### Task to carry out
Below are records. Count every line containing the word "doma" and give the number alone.

### Information supplied
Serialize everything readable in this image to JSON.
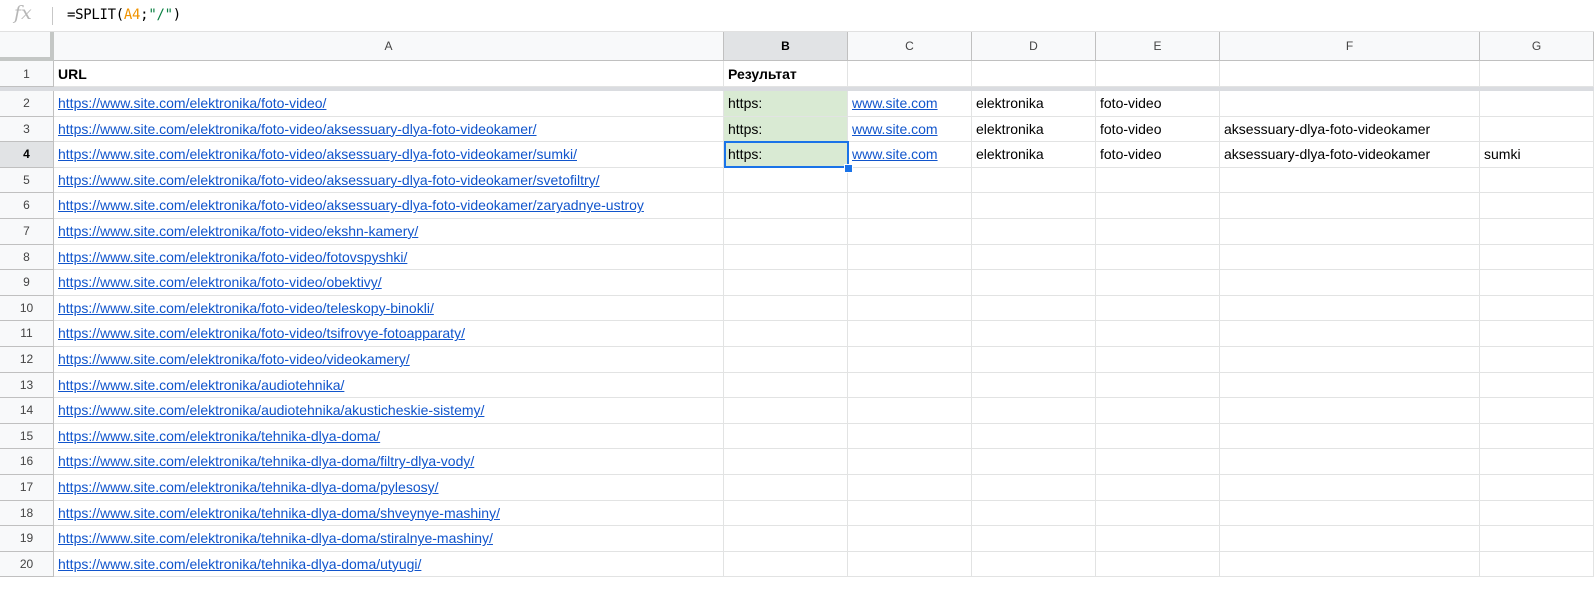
{
  "formula_bar": {
    "icon": "fx",
    "text_prefix": "=SPLIT(",
    "ref": "A4",
    "sep": ";",
    "str": "\"/\"",
    "suffix": ")"
  },
  "columns": [
    "A",
    "B",
    "C",
    "D",
    "E",
    "F",
    "G"
  ],
  "selected_column": "B",
  "selected_row": 4,
  "row_numbers": [
    "1",
    "2",
    "3",
    "4",
    "5",
    "6",
    "7",
    "8",
    "9",
    "10",
    "11",
    "12",
    "13",
    "14",
    "15",
    "16",
    "17",
    "18",
    "19",
    "20"
  ],
  "rows": [
    {
      "A": "URL",
      "B": "Результат",
      "C": "",
      "D": "",
      "E": "",
      "F": "",
      "G": ""
    },
    {
      "A": "https://www.site.com/elektronika/foto-video/",
      "B": "https:",
      "C": "www.site.com",
      "D": "elektronika",
      "E": "foto-video",
      "F": "",
      "G": ""
    },
    {
      "A": "https://www.site.com/elektronika/foto-video/aksessuary-dlya-foto-videokamer/",
      "B": "https:",
      "C": "www.site.com",
      "D": "elektronika",
      "E": "foto-video",
      "F": "aksessuary-dlya-foto-videokamer",
      "G": ""
    },
    {
      "A": "https://www.site.com/elektronika/foto-video/aksessuary-dlya-foto-videokamer/sumki/",
      "B": "https:",
      "C": "www.site.com",
      "D": "elektronika",
      "E": "foto-video",
      "F": "aksessuary-dlya-foto-videokamer",
      "G": "sumki"
    },
    {
      "A": "https://www.site.com/elektronika/foto-video/aksessuary-dlya-foto-videokamer/svetofiltry/"
    },
    {
      "A": "https://www.site.com/elektronika/foto-video/aksessuary-dlya-foto-videokamer/zaryadnye-ustroy"
    },
    {
      "A": "https://www.site.com/elektronika/foto-video/ekshn-kamery/"
    },
    {
      "A": "https://www.site.com/elektronika/foto-video/fotovspyshki/"
    },
    {
      "A": "https://www.site.com/elektronika/foto-video/obektivy/"
    },
    {
      "A": "https://www.site.com/elektronika/foto-video/teleskopy-binokli/"
    },
    {
      "A": "https://www.site.com/elektronika/foto-video/tsifrovye-fotoapparaty/"
    },
    {
      "A": "https://www.site.com/elektronika/foto-video/videokamery/"
    },
    {
      "A": "https://www.site.com/elektronika/audiotehnika/"
    },
    {
      "A": "https://www.site.com/elektronika/audiotehnika/akusticheskie-sistemy/"
    },
    {
      "A": "https://www.site.com/elektronika/tehnika-dlya-doma/"
    },
    {
      "A": "https://www.site.com/elektronika/tehnika-dlya-doma/filtry-dlya-vody/"
    },
    {
      "A": "https://www.site.com/elektronika/tehnika-dlya-doma/pylesosy/"
    },
    {
      "A": "https://www.site.com/elektronika/tehnika-dlya-doma/shveynye-mashiny/"
    },
    {
      "A": "https://www.site.com/elektronika/tehnika-dlya-doma/stiralnye-mashiny/"
    },
    {
      "A": "https://www.site.com/elektronika/tehnika-dlya-doma/utyugi/"
    }
  ],
  "colors": {
    "link": "#1155cc",
    "result_fill": "#d9ead3",
    "selection": "#1a73e8",
    "formula_ref": "#f09300",
    "formula_string": "#0b8043"
  }
}
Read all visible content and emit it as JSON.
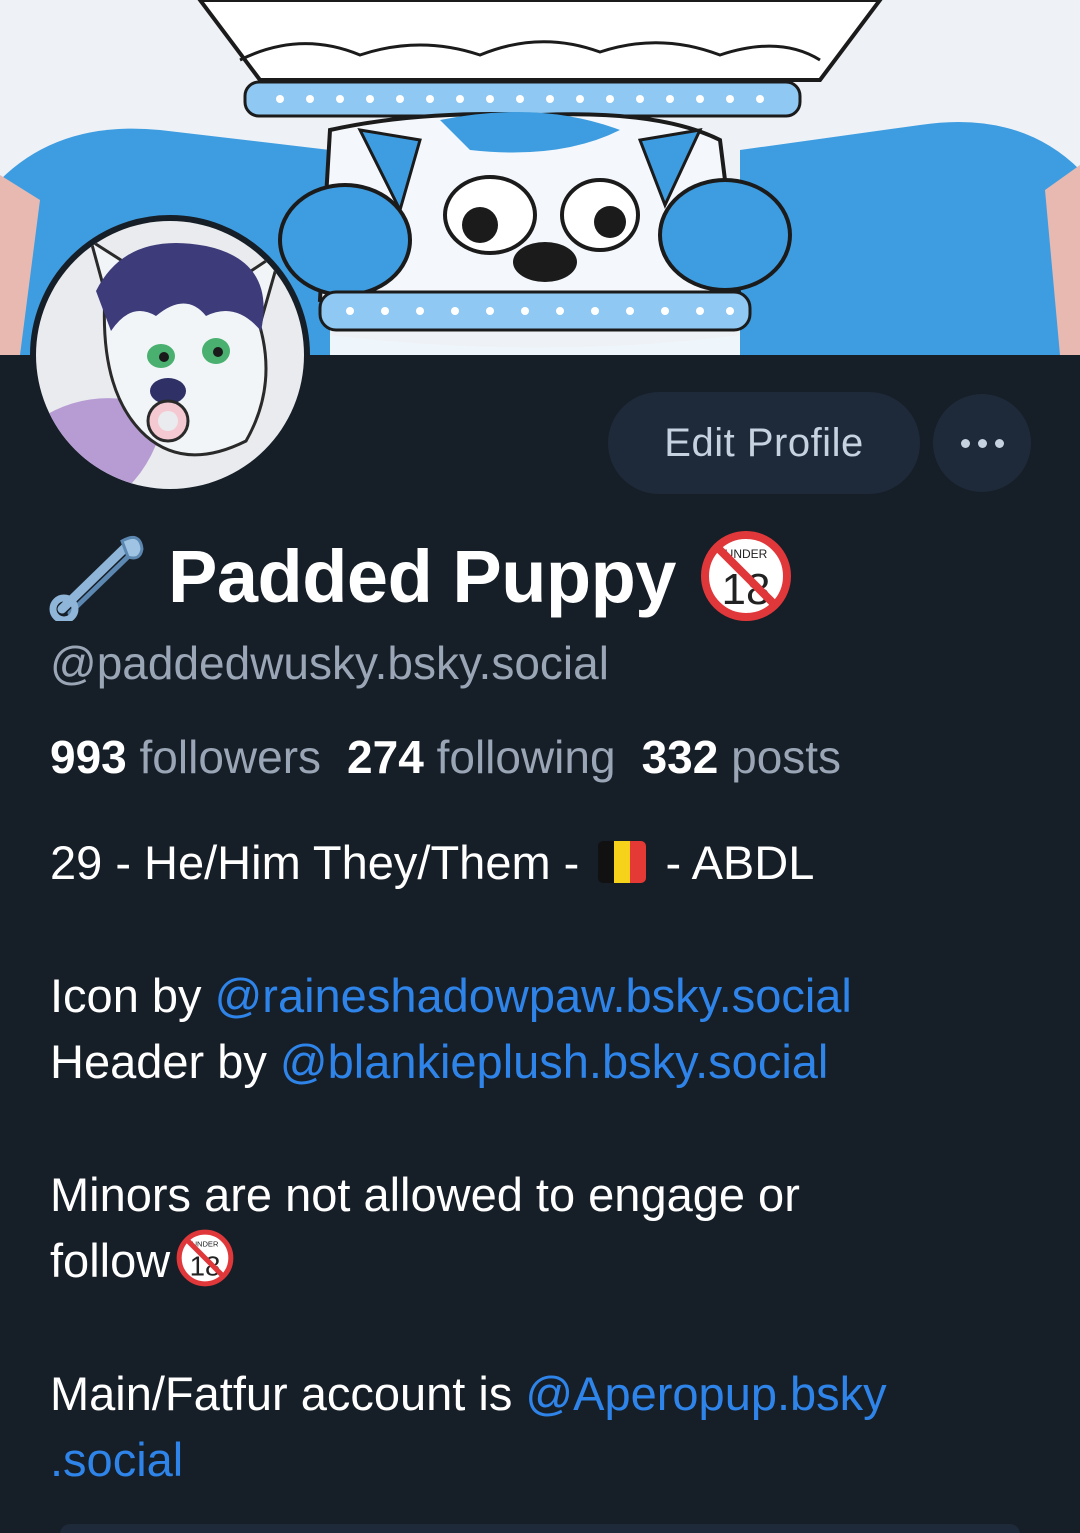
{
  "profile": {
    "display_name": "Padded Puppy",
    "handle": "@paddedwusky.bsky.social",
    "edit_label": "Edit Profile",
    "more_label": "•••",
    "badge_text": "UNDER",
    "badge_number": "18"
  },
  "stats": {
    "followers_count": "993",
    "followers_label": "followers",
    "following_count": "274",
    "following_label": "following",
    "posts_count": "332",
    "posts_label": "posts"
  },
  "bio": {
    "line1_prefix": "29 - He/Him They/Them - ",
    "line1_suffix": " - ABDL",
    "icon_prefix": "Icon by ",
    "icon_link": "@raineshadowpaw.bsky.social",
    "header_prefix": "Header by ",
    "header_link": "@blankieplush.bsky.social",
    "minors_line1": "Minors are not allowed to engage or",
    "minors_line2": "follow",
    "main_prefix": "Main/Fatfur account is ",
    "main_link_part1": "@Aperopup.bsky",
    "main_link_part2": ".social"
  },
  "colors": {
    "background": "#161e27",
    "link": "#2f84e9",
    "muted": "#9aa6b6",
    "button": "#1e2a3a"
  },
  "icons": {
    "pin": "safety-pin-icon",
    "under18": "no-under-18-icon",
    "flag": "belgium-flag-icon",
    "more": "more-options-icon"
  }
}
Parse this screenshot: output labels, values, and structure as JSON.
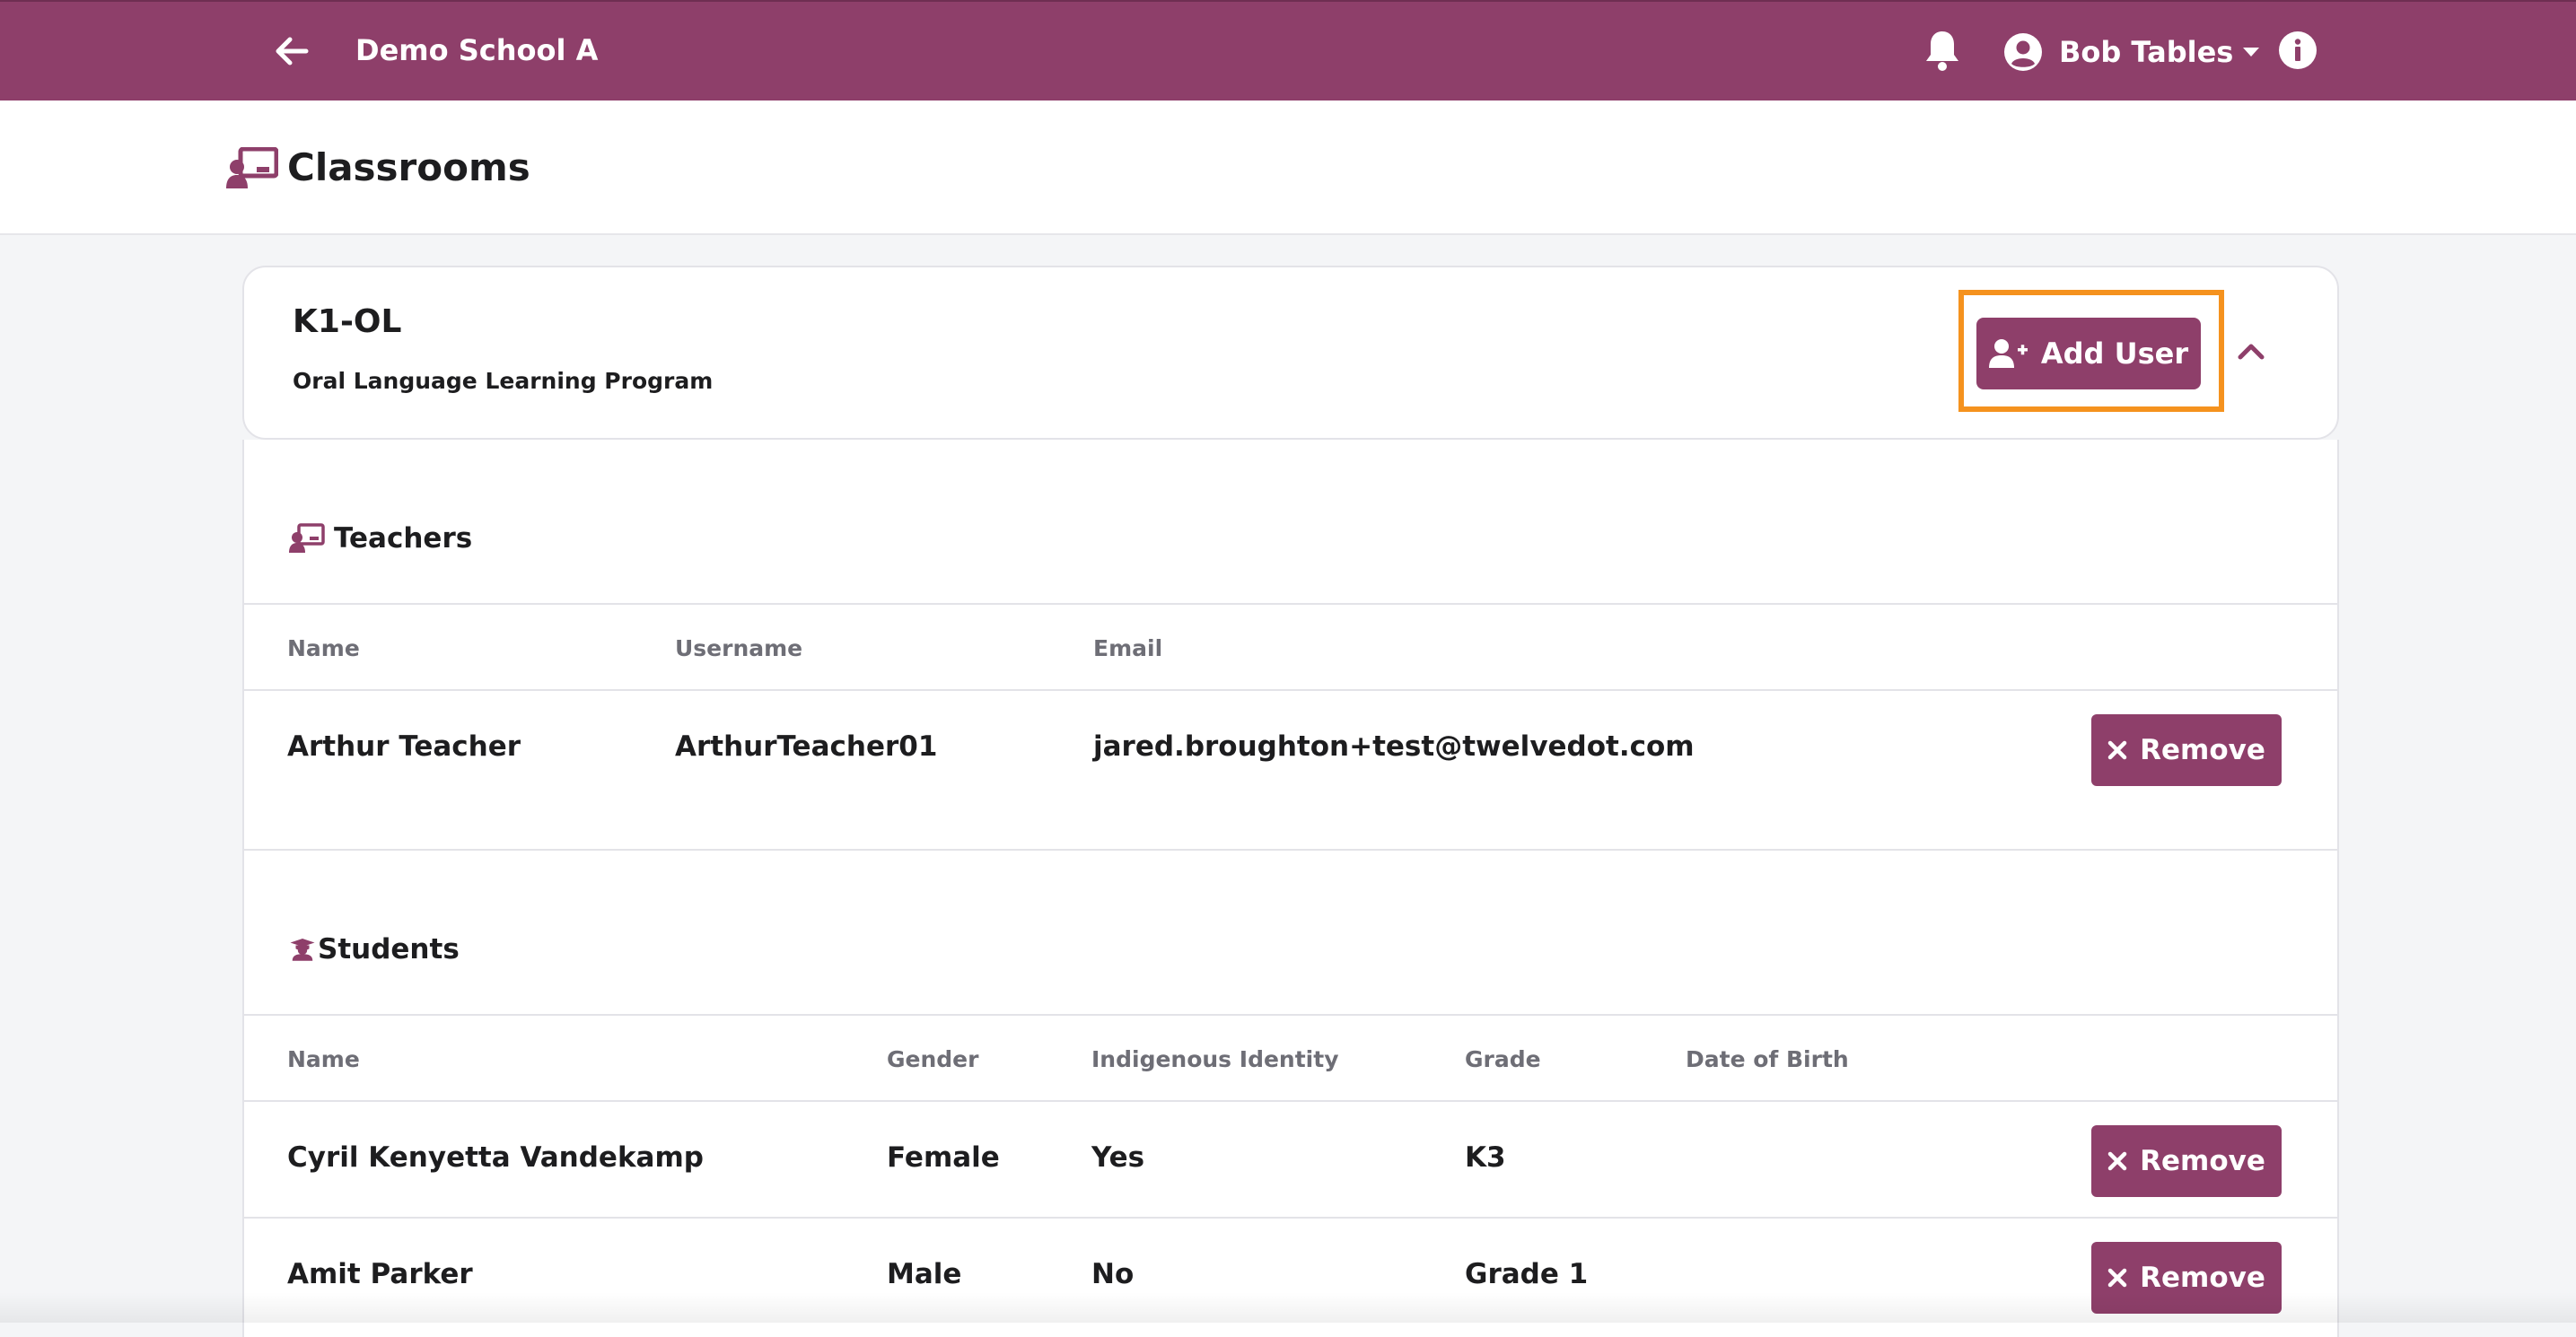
{
  "topbar": {
    "school": "Demo School A",
    "user": "Bob Tables"
  },
  "page": {
    "title": "Classrooms"
  },
  "classroom": {
    "code": "K1-OL",
    "description": "Oral Language Learning Program",
    "add_user_label": "Add User"
  },
  "teachers": {
    "title": "Teachers",
    "columns": [
      "Name",
      "Username",
      "Email"
    ],
    "rows": [
      {
        "name": "Arthur Teacher",
        "username": "ArthurTeacher01",
        "email": "jared.broughton+test@twelvedot.com",
        "action": "Remove"
      }
    ]
  },
  "students": {
    "title": "Students",
    "columns": [
      "Name",
      "Gender",
      "Indigenous Identity",
      "Grade",
      "Date of Birth"
    ],
    "rows": [
      {
        "name": "Cyril Kenyetta Vandekamp",
        "gender": "Female",
        "indigenous": "Yes",
        "grade": "K3",
        "dob": "",
        "action": "Remove"
      },
      {
        "name": "Amit Parker",
        "gender": "Male",
        "indigenous": "No",
        "grade": "Grade 1",
        "dob": "",
        "action": "Remove"
      }
    ]
  },
  "colors": {
    "brand": "#8e3f6a",
    "highlight": "#f5921e",
    "background": "#f4f5f7"
  },
  "icons": [
    "back-arrow-icon",
    "bell-icon",
    "user-circle-icon",
    "caret-down-icon",
    "info-icon",
    "classroom-icon",
    "user-plus-icon",
    "chevron-up-icon",
    "teacher-icon",
    "student-icon",
    "close-icon"
  ]
}
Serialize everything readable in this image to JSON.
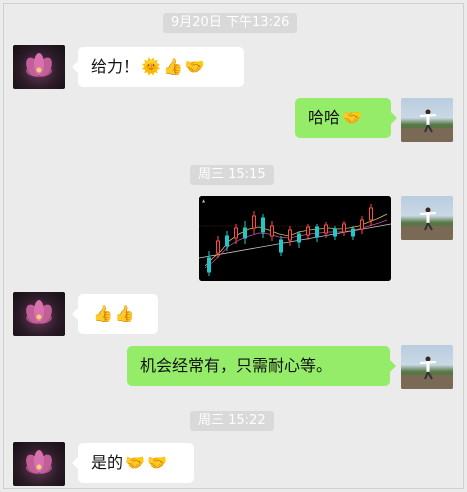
{
  "timestamps": [
    "9月20日 下午13:26",
    "周三 15:15",
    "周三 15:22"
  ],
  "messages": [
    {
      "side": "left",
      "text": "给力！",
      "emojis": [
        "sun-emoji",
        "thumbs-up-emoji",
        "handshake-emoji"
      ]
    },
    {
      "side": "right",
      "text": "哈哈",
      "emojis": [
        "handshake-emoji"
      ]
    },
    {
      "side": "right",
      "type": "image",
      "description_name": "stock-chart-image"
    },
    {
      "side": "left",
      "text": "",
      "emojis": [
        "thumbs-up-emoji",
        "thumbs-up-emoji"
      ]
    },
    {
      "side": "right",
      "text": "机会经常有，只需耐心等。",
      "emojis": []
    },
    {
      "side": "left",
      "text": "是的",
      "emojis": [
        "handshake-emoji",
        "handshake-emoji"
      ]
    }
  ],
  "emoji_glyphs": {
    "sun": "🌞",
    "thumbs_up": "👍",
    "handshake": "🤝"
  },
  "colors": {
    "background": "#ebebeb",
    "sent_bubble": "#95ec69",
    "received_bubble": "#ffffff",
    "timestamp_pill": "#d9d9d9"
  }
}
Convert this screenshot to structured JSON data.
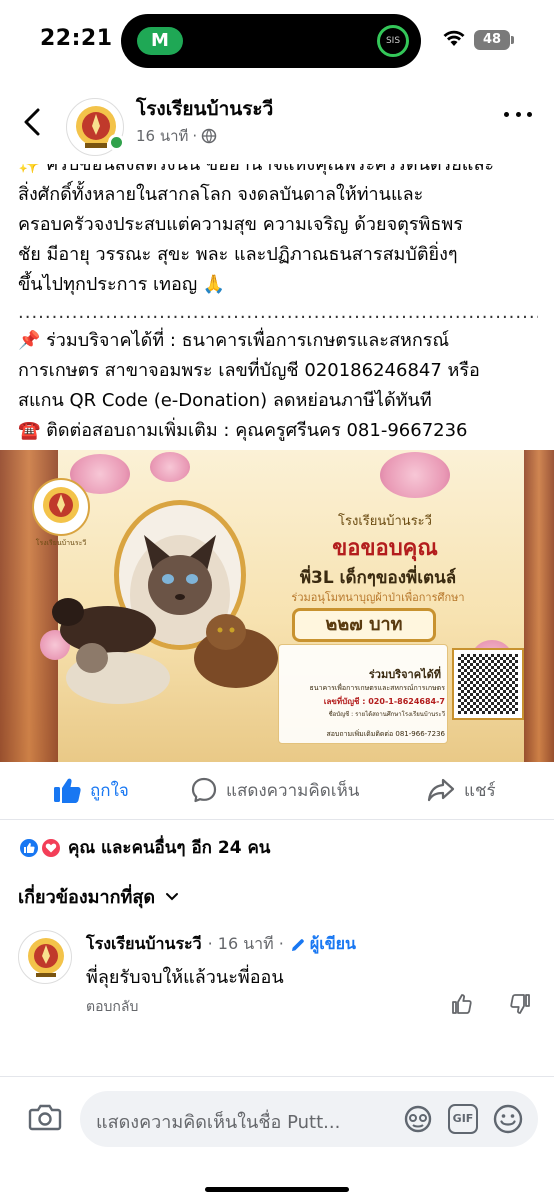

### Result of the task
6